# Exercise description:
Copy every line of the entries that has the string "this" in it.

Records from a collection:

^^^^^^^^

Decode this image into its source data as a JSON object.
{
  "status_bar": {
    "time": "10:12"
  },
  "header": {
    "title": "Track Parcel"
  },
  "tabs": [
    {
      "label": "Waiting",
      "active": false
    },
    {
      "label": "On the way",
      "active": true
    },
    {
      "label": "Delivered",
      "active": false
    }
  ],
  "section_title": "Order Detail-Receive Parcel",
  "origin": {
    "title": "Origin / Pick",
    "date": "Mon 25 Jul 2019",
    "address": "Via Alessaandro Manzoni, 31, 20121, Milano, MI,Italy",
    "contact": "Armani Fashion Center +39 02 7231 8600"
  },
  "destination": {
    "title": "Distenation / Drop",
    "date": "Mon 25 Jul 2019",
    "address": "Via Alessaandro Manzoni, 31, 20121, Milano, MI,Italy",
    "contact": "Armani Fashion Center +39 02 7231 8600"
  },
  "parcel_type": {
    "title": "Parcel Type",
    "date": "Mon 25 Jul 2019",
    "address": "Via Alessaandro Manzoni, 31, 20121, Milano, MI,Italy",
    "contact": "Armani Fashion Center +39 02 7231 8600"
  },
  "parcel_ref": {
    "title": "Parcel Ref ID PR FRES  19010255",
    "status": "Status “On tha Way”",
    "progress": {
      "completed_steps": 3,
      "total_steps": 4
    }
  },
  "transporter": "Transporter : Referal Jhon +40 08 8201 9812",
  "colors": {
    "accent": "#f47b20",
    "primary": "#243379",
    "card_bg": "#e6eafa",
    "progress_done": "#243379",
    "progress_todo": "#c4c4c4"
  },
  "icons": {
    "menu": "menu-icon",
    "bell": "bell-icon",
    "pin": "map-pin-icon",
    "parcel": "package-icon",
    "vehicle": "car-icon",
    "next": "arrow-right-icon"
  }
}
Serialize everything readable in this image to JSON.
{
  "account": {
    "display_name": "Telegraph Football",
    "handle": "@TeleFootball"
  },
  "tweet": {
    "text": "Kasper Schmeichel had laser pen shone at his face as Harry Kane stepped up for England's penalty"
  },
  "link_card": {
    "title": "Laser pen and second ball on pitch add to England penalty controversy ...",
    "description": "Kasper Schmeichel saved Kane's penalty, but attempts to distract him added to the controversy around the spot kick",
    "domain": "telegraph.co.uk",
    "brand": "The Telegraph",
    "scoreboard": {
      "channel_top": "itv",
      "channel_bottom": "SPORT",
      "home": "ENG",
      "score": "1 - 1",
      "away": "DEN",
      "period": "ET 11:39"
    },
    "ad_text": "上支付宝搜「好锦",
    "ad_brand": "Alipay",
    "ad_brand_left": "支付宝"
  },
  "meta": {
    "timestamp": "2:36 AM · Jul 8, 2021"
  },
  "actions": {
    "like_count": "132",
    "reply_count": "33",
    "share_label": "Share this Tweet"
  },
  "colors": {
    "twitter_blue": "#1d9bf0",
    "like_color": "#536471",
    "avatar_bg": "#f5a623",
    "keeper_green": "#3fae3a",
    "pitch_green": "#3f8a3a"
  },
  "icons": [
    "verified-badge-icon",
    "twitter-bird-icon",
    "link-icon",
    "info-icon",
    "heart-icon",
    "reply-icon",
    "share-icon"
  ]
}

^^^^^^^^

# Response to the task:
Decode this image into its source data as a JSON object.
Serialize everything readable in this image to JSON.
    "share_label": "Share this Tweet"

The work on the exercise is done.